Hoccleve was widely read in his day, but the larger lights of Medieval literature quickly relegated him to the status of a minor poet in later centuries. Early criticism of Hoccleve tended to focus on his relationships with other poets, both personal and literary. He claimed Chaucer among his acquaintances, referring often to him in his poetry and relying on Chaucerian forms and themes for his own writing; thus scholarship has often grouped Hoccleve among the minor “sons of Chaucer.” In this context, Hoccleve is frequently paired with John Lydgate, who wrote successfully in many of the genres attempted by Hoccleve. Lydgate, a cleric, was better educated than Hoccleve and much more influential. Because both were deeply influenced by Chaucer, comparisons between the two often serve to demonstrate their different understanding of their mentor.
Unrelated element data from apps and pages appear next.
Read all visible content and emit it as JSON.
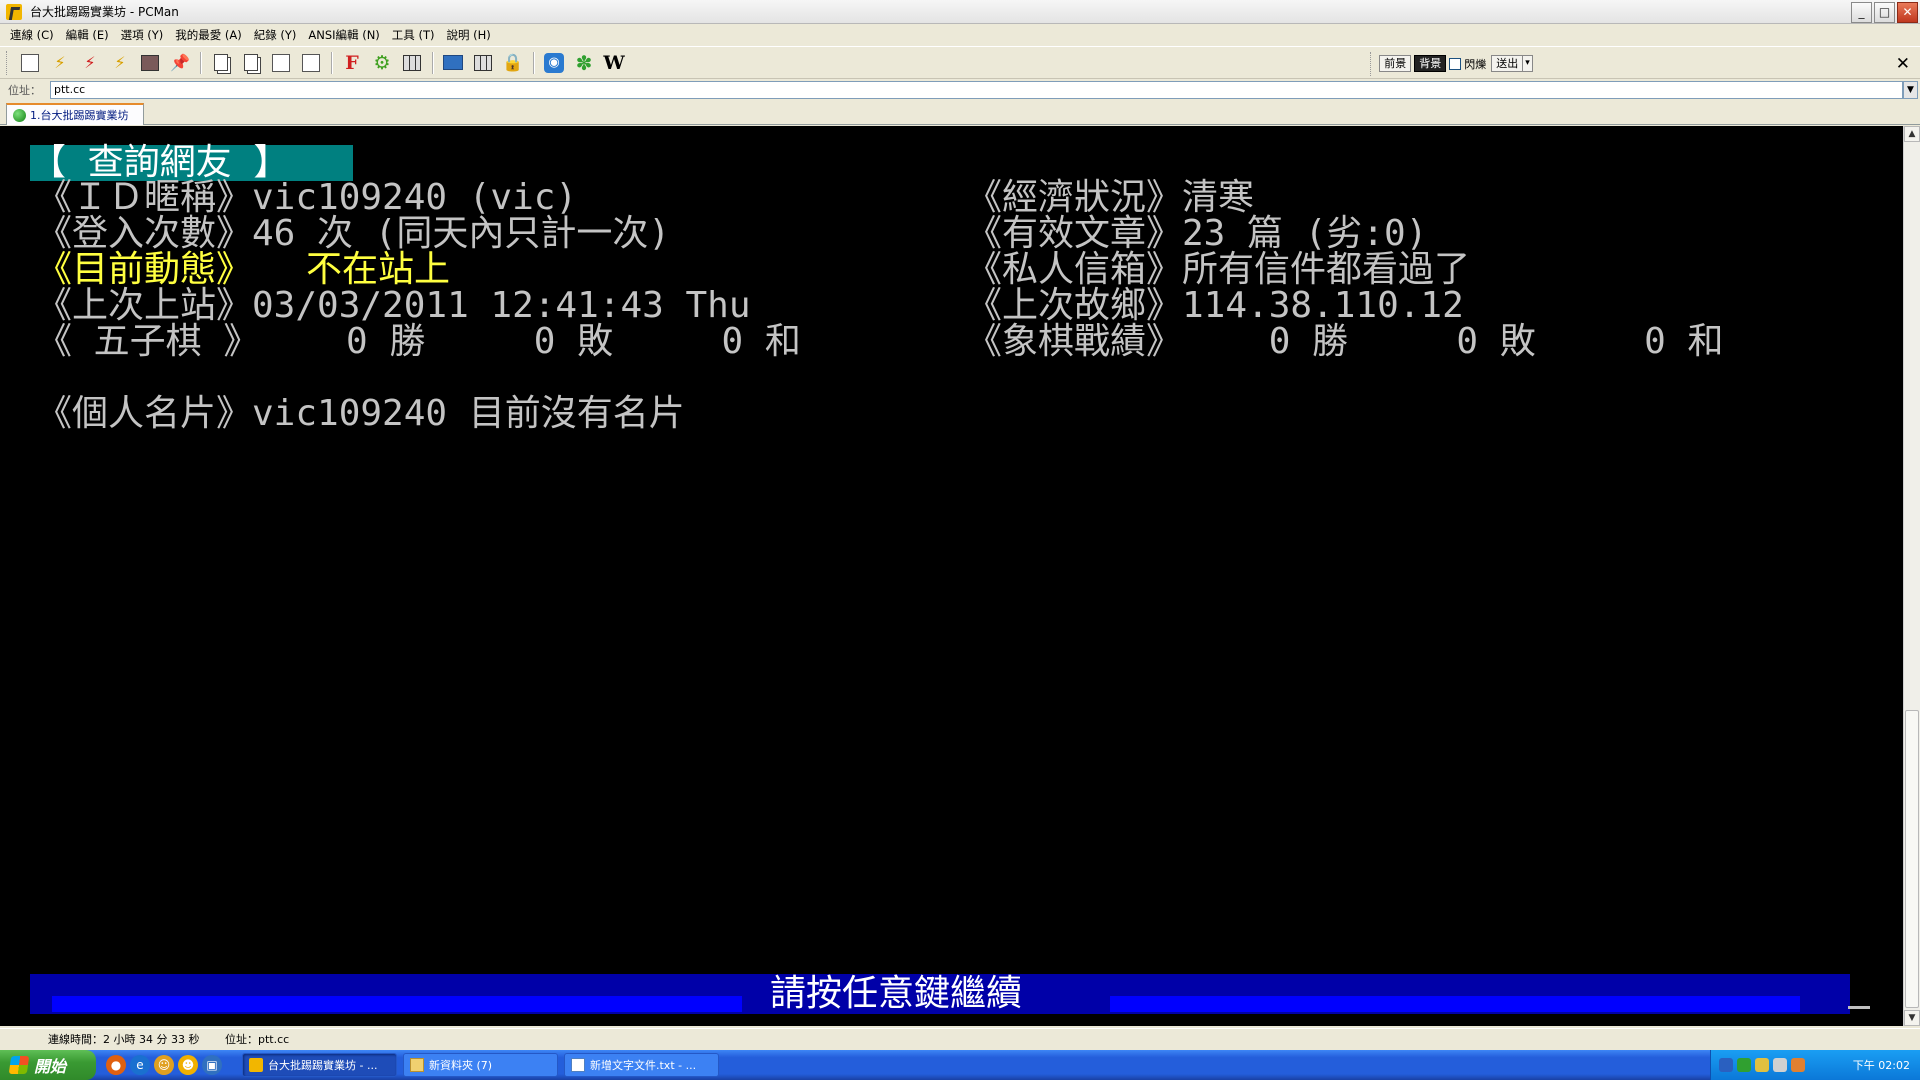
{
  "window": {
    "title": "台大批踢踢實業坊 - PCMan",
    "minimize": "_",
    "maximize": "□",
    "close": "✕"
  },
  "menu": [
    "連線 (C)",
    "編輯 (E)",
    "選項 (Y)",
    "我的最愛 (A)",
    "紀錄 (Y)",
    "ANSI編輯 (N)",
    "工具 (T)",
    "說明 (H)"
  ],
  "toolbar": {
    "right": {
      "foreground_label": "前景",
      "background_label": "背景",
      "blink_label": "閃爍",
      "send_label": "送出",
      "close_label": "✕"
    }
  },
  "address": {
    "label": "位址：",
    "value": "ptt.cc"
  },
  "tabs": [
    {
      "label": "1.台大批踢踢實業坊"
    }
  ],
  "terminal": {
    "header": "【 查詢網友 】",
    "rows": [
      {
        "left": "《ＩＤ暱稱》vic109240 (vic)",
        "right": "《經濟狀況》清寒"
      },
      {
        "left": "《登入次數》46 次 (同天內只計一次)",
        "right": "《有效文章》23 篇 (劣:0)"
      },
      {
        "left": "《目前動態》",
        "left_value": "不在站上",
        "right": "《私人信箱》所有信件都看過了"
      },
      {
        "left": "《上次上站》03/03/2011 12:41:43 Thu",
        "right": "《上次故鄉》114.38.110.12"
      },
      {
        "left": "《 五子棋 》    0 勝     0 敗     0 和",
        "right": "《象棋戰績》    0 勝     0 敗     0 和"
      }
    ],
    "card": "《個人名片》vic109240 目前沒有名片",
    "prompt": "請按任意鍵繼續"
  },
  "status": {
    "connection_time": "連線時間：2 小時 34 分 33 秒",
    "address": "位址：ptt.cc"
  },
  "taskbar": {
    "start": "開始",
    "tasks": [
      {
        "label": "台大批踢踢實業坊 - ...",
        "active": true
      },
      {
        "label": "新資料夾 (7)",
        "active": false
      },
      {
        "label": "新增文字文件.txt - ...",
        "active": false
      }
    ],
    "clock": "下午 02:02"
  },
  "colors": {
    "terminal_bg": "#000000",
    "terminal_fg": "#c4c4c4",
    "highlight": "#ffff40",
    "header_bg": "#008080",
    "prompt_bg": "#0000a8"
  }
}
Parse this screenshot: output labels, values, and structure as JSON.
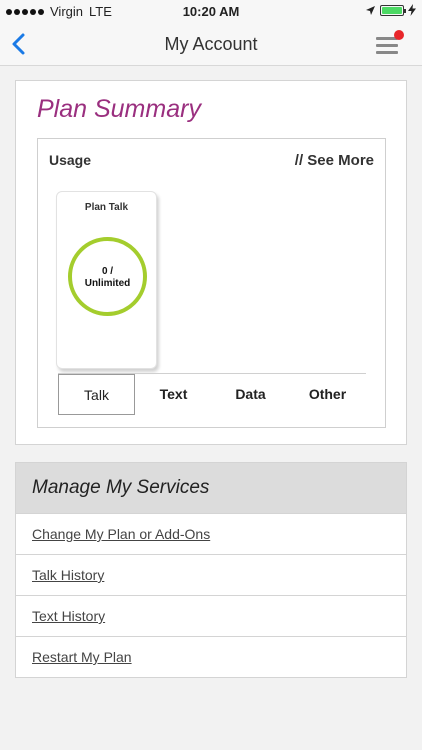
{
  "status_bar": {
    "carrier": "Virgin",
    "network": "LTE",
    "time": "10:20 AM"
  },
  "nav": {
    "title": "My Account",
    "back_icon": "chevron-left-icon",
    "menu_icon": "hamburger-menu-icon",
    "accent_color": "#1a7ae6",
    "badge_color": "#e8262a"
  },
  "plan_summary": {
    "title": "Plan Summary",
    "title_color": "#9a2f7f",
    "usage_label": "Usage",
    "see_more": "// See More",
    "tile": {
      "title": "Plan Talk",
      "used": "0 /",
      "limit": "Unlimited",
      "ring_color": "#a4cd2d"
    },
    "tabs": [
      {
        "label": "Talk",
        "active": true
      },
      {
        "label": "Text",
        "active": false
      },
      {
        "label": "Data",
        "active": false
      },
      {
        "label": "Other",
        "active": false
      }
    ]
  },
  "services": {
    "title": "Manage My Services",
    "items": [
      "Change My Plan or Add-Ons",
      "Talk History",
      "Text History",
      "Restart My Plan"
    ]
  }
}
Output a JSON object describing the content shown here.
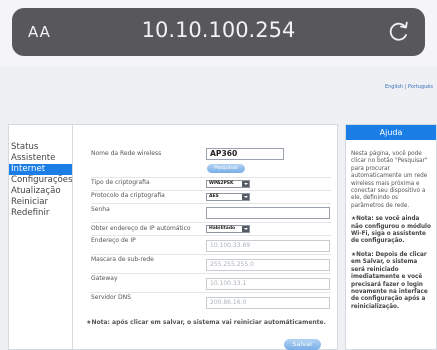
{
  "browser": {
    "text_size_label": "AA",
    "url": "10.10.100.254",
    "reload_icon": "reload-icon"
  },
  "language_links": "English | Português",
  "sidebar": {
    "items": [
      {
        "label": "Status",
        "active": false
      },
      {
        "label": "Assistente",
        "active": false
      },
      {
        "label": "Internet",
        "active": true
      },
      {
        "label": "Configurações",
        "active": false
      },
      {
        "label": "Atualização",
        "active": false
      },
      {
        "label": "Reiniciar",
        "active": false
      },
      {
        "label": "Redefinir",
        "active": false
      }
    ]
  },
  "form": {
    "ssid_label": "Nome da Rede wireless",
    "ssid_value": "AP360",
    "search_button": "Pesquisar",
    "encryption_label": "Tipo de criptografia",
    "encryption_value": "WPA2PSK",
    "protocol_label": "Protocolo da criptografia",
    "protocol_value": "AES",
    "password_label": "Senha",
    "password_value": "",
    "auto_ip_label": "Obter endereço de IP automático",
    "auto_ip_value": "Habilitado",
    "ip_label": "Endereço de IP",
    "ip_value": "10.100.33.69",
    "mask_label": "Mascara de sub-rede",
    "mask_value": "255.255.255.0",
    "gateway_label": "Gateway",
    "gateway_value": "10.100.33.1",
    "dns_label": "Servidor DNS",
    "dns_value": "200.86.16.0",
    "note": "★Nota: após clicar em salvar, o sistema vai reiniciar automáticamente.",
    "save_button": "Salvar"
  },
  "help": {
    "title": "Ajuda",
    "p1": "Nesta página, você pode clicar no botão \"Pesquisar\" para procurar automaticamente um rede wireless mais próxima e conectar seu dispositivo a ele, definindo os parâmetros de rede.",
    "p2": "★Nota: se você ainda não configurou o módulo Wi-Fi, siga o assistente de configuração.",
    "p3": "★Nota: Depois de clicar em Salvar, o sistema será reiniciado imediatamente e você precisará fazer o login novamente na interface de configuração após a reinicialização."
  }
}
As Derek Pearsall has noted, when placed next to Lydgate, the Chaucerian vernacular style of Hoccleve stands out all the more, as does Hoccleve's adoption of a Chaucerian narrative persona and sense of irony. Jerome Mitchell has also suggested that Hoccleve's rhetorical style and diction owe a great deal to Chaucer's influence. More recent criticism, however, has attempted to bring Hoccleve out from under Chaucer's shadow, arguing that Hoccleve typically wrote in forms Chaucer showed little interest in. In particular, as J. A. Burrow has suggested, Chaucer did not often address political themes explicitly, nor did he revel in autobiographical detail in the manner of Hoccleve. Hoccleve's unusual level of self-disclosure has been of particular interest to scholars, such as Malcolm Richardson, who has emphasized the accuracy with which Hoccleve described the life of a clerk in the office of the Privy Seal. However, some critics have questioned the extent to which Hoccleve truly revealed the details of his life. D. C. Greetham has contended that the persona Hoccleve presented served mainly as a literary device. Hoccleve's uncertain view of women has also continued to interest critics. While earlier critics tended to view Hoccleve's “Letter of Cupid” as a straightforward rendering of Christine de Pisan's feminist view, later scholars such as Karen A. Winstead have held that the tone and style of Hoccleve's work suggest that he was satirizing rather than merely translating the French original. The historical turn in literary studies has also brought increased attention to Hoccleve, particularly his Regement of Princes. Larry Scanlon, for instance, has stressed the role of poems such as the Regement in shaping contemporary beliefs about kingship and authority.